by Larry Flick I March 3, 2001
It’s not easy to be an artist who stands for more than the proverbial sex, drugs and rock’n’roll. One sharp political word or pointed declaration in a song can (and often will) brand a career, potentially limiting commercial and creative reach - and sometimes with good reason. After all, “message” music can get pretty dry. It’s with that in mind that we marvel at those rare artists who are brave enough to take a stand in their music and yet manage to be entertaining. Daniel Link is one of those artists.
The Austin, Texas, singer/tune-smith is currently promoting his self-made debut, Out of the Silence, a sterling EP that beautifully illuminates the emotional evolution of a gay man coming to terms with his life. Unlike similarly fashioned recordings, this project doesn’t get lost in preachy rhetoric. Rather, it’s rife with rich with slice-of-life interludes that are less about convincing the listener to see the singer’s point of view than they are about merely sharing small kernals of one person’s truth. “That’s the way to reach people,” Links says. “By being human, by being real. If you exist on their level, then they have no choice but to see you in a light similar to the way they see themselves.”

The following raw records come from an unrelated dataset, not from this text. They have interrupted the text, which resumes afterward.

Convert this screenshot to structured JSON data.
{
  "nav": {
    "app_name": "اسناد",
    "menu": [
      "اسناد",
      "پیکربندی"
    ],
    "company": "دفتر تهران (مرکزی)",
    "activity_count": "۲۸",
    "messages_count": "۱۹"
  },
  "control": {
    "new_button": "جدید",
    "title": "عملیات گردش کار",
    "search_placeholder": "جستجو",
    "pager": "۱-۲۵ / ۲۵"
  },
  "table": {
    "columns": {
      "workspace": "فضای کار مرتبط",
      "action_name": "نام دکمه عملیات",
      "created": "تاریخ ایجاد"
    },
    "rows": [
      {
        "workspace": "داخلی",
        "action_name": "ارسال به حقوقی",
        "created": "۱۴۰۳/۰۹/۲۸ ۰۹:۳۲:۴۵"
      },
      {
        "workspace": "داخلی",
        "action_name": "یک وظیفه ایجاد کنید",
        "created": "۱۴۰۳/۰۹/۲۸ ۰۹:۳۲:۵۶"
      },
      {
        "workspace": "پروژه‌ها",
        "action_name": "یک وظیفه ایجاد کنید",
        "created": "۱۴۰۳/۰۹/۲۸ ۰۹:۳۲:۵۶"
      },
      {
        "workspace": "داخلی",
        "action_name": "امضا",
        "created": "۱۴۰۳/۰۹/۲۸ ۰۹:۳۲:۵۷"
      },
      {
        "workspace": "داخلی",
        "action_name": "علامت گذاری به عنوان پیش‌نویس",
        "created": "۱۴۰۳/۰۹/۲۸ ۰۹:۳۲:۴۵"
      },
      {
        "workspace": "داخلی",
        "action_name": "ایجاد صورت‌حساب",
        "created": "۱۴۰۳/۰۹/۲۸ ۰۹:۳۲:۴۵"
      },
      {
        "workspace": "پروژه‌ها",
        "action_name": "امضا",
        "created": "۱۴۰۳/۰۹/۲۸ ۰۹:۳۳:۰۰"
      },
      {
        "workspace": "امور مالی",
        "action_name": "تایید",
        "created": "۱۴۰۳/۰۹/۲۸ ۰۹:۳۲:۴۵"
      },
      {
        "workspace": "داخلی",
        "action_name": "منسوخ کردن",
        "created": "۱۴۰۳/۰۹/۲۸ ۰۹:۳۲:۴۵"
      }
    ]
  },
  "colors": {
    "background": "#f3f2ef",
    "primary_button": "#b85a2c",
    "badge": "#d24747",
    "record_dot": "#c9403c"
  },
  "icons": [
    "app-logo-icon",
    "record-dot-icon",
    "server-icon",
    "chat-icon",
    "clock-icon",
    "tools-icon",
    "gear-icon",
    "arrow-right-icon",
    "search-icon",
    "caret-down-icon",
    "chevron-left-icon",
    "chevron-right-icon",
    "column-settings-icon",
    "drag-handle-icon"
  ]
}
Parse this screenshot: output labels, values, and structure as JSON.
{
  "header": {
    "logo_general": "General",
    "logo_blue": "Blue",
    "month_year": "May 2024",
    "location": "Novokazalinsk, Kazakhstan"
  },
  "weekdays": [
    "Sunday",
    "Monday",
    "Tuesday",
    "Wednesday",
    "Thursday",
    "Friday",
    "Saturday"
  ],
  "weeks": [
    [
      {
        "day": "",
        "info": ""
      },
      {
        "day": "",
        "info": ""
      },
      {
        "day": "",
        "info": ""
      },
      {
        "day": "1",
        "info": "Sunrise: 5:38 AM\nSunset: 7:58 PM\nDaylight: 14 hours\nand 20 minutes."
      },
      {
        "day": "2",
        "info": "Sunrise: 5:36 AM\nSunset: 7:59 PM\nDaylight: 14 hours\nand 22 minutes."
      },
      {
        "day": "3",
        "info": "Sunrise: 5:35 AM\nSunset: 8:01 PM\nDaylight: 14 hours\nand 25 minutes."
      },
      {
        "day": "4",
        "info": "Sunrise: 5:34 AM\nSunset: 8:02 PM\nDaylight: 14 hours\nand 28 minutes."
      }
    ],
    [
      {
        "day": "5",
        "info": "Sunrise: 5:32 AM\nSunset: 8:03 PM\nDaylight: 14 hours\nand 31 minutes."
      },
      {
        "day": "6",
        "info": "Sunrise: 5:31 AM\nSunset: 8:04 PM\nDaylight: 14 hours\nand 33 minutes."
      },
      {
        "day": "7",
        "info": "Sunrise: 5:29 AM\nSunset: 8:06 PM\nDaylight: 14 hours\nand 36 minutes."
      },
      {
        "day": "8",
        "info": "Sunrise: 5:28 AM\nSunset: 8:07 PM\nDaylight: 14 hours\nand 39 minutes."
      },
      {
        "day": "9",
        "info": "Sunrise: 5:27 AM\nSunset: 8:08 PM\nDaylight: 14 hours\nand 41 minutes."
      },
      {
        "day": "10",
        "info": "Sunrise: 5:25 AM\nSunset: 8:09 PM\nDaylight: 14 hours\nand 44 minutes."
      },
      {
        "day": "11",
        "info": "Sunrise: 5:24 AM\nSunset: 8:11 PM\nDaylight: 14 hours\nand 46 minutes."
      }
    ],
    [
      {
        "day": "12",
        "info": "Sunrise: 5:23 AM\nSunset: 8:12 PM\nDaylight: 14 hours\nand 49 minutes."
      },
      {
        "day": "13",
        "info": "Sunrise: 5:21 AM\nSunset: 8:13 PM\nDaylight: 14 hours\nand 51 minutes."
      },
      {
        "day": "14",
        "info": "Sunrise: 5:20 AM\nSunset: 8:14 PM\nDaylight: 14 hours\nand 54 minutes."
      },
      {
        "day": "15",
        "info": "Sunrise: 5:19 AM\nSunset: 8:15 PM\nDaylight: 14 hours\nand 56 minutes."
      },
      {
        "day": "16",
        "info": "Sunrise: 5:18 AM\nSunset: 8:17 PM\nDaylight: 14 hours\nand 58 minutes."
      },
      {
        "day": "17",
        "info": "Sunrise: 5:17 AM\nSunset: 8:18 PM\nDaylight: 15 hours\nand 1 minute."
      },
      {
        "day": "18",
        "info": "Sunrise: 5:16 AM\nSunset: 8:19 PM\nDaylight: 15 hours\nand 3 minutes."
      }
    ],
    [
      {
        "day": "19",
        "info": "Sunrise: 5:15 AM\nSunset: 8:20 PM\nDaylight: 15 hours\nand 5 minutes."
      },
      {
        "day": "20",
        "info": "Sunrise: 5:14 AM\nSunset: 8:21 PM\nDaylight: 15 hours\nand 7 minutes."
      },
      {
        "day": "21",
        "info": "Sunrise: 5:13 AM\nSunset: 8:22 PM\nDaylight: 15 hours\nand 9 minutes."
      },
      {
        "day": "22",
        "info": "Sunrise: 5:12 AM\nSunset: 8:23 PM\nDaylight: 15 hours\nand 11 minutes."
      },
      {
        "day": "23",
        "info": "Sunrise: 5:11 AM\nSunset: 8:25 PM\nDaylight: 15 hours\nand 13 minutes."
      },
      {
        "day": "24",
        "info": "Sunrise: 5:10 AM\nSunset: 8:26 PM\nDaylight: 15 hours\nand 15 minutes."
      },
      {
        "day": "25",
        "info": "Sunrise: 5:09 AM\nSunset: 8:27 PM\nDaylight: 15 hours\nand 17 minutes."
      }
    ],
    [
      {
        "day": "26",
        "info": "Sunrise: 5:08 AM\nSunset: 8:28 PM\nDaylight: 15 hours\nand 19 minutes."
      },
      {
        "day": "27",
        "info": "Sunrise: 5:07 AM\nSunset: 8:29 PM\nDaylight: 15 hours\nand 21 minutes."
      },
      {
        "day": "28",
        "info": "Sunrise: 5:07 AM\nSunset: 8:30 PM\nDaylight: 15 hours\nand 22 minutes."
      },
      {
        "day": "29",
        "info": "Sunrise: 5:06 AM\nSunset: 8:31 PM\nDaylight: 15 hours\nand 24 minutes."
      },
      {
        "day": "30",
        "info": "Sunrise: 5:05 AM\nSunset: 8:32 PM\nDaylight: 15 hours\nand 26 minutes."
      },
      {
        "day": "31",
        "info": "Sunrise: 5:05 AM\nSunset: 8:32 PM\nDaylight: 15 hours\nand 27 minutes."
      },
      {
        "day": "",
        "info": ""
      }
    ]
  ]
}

Link couches his lyrics in well-crafted, often piano-driven arrangements appear to draw influence from Counting Crows and Rumours-era Fleetwood Mac. It’s a sound that suits his introspective vocal style extremely well. It also lends a haunting edge to the set’s strongest tune, “Altar Boy,” which touchingly outlines the inner conflict of a young boy coming to terms with his sexuality and his religion. Although Out of the Silence may not initially seem to be mass-appeal fodder, largely because of its subject matter, think again. The humanity displayed here is accessible to anyone who’s ever felt left of societies center. And the music is potent enough to work for those who simply want sweet melodies and memorable hooks.